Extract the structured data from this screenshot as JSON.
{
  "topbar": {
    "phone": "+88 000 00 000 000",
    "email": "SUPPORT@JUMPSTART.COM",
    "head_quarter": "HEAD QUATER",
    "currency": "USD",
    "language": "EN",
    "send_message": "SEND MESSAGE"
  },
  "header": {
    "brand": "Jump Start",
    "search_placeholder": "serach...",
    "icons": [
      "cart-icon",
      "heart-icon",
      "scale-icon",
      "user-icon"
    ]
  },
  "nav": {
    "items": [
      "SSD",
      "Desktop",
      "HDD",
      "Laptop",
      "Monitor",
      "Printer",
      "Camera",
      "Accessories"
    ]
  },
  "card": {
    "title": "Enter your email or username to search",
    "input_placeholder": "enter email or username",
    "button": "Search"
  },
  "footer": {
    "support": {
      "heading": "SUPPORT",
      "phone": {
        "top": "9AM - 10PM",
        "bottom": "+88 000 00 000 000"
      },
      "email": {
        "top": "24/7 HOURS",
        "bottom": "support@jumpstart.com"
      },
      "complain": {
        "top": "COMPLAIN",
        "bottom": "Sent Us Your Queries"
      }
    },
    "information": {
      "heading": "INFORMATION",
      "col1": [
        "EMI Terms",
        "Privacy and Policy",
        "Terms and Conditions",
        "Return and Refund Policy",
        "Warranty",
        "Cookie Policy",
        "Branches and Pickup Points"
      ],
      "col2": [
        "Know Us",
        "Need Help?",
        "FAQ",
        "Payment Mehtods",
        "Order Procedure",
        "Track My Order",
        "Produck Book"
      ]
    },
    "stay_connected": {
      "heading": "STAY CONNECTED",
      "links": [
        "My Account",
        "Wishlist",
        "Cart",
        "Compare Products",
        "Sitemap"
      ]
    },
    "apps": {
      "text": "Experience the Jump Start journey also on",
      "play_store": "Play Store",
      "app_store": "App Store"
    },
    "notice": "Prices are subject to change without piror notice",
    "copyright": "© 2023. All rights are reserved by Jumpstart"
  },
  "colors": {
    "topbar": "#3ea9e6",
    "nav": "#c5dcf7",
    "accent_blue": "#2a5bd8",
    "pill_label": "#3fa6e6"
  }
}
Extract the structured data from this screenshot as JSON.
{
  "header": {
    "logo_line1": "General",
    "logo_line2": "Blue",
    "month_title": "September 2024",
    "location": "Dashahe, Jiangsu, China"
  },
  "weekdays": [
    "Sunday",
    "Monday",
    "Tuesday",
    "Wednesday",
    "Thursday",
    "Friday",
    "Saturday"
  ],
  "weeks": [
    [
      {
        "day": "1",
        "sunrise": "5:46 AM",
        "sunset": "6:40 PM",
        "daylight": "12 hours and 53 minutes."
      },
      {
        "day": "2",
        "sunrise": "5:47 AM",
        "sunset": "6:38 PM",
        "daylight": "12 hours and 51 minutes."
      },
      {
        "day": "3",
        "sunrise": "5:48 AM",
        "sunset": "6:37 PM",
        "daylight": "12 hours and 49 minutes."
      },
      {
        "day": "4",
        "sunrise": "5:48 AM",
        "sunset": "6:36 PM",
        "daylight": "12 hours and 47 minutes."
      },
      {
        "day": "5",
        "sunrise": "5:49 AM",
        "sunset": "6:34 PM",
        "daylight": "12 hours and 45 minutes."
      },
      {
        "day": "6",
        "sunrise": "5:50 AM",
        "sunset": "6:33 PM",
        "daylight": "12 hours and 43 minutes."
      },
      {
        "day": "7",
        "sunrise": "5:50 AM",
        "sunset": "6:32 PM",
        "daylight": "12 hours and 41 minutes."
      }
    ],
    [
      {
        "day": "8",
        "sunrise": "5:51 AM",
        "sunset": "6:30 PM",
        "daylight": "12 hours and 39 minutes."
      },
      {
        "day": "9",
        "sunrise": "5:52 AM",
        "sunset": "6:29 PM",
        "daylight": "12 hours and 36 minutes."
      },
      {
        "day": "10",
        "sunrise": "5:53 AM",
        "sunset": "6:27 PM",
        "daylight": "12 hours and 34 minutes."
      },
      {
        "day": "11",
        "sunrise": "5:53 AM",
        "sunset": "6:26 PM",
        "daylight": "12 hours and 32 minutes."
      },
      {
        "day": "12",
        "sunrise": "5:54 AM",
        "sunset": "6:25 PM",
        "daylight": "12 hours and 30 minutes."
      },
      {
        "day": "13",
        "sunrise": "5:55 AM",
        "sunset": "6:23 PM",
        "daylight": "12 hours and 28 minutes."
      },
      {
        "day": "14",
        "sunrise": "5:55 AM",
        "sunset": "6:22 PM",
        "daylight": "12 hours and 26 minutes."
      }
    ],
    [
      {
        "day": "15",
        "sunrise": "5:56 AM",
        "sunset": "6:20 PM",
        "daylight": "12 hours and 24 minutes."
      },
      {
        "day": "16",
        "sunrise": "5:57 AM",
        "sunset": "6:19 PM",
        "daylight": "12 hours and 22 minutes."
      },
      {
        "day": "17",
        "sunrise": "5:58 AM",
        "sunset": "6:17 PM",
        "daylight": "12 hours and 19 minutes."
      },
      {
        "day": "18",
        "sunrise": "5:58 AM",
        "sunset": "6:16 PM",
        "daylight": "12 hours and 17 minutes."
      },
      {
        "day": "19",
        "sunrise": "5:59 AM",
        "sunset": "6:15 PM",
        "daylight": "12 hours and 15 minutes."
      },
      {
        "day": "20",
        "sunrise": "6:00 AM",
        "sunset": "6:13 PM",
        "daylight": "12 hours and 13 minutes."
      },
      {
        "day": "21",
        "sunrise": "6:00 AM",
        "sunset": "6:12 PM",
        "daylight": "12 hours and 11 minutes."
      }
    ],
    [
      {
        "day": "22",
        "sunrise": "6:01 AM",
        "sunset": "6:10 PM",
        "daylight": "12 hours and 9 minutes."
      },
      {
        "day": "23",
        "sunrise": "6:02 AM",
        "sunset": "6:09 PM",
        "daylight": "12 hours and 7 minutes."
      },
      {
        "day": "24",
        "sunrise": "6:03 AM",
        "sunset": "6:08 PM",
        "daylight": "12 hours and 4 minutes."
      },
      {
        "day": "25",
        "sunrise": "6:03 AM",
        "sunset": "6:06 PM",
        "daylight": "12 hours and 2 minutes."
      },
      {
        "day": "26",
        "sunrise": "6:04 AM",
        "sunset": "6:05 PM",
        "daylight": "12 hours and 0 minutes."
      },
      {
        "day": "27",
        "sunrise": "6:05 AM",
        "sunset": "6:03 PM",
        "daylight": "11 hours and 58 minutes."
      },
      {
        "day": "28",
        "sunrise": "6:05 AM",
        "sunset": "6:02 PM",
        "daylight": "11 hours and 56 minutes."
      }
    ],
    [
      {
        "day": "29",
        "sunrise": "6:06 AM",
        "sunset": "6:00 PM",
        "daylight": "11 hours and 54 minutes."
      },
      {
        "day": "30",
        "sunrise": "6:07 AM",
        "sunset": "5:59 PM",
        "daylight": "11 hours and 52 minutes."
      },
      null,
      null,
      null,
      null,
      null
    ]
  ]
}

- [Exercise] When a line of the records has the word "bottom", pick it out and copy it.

- [Response to the exercise]
        "bottom": "+88 000 00 000 000"
        "bottom": "support@jumpstart.com"
        "bottom": "Sent Us Your Queries"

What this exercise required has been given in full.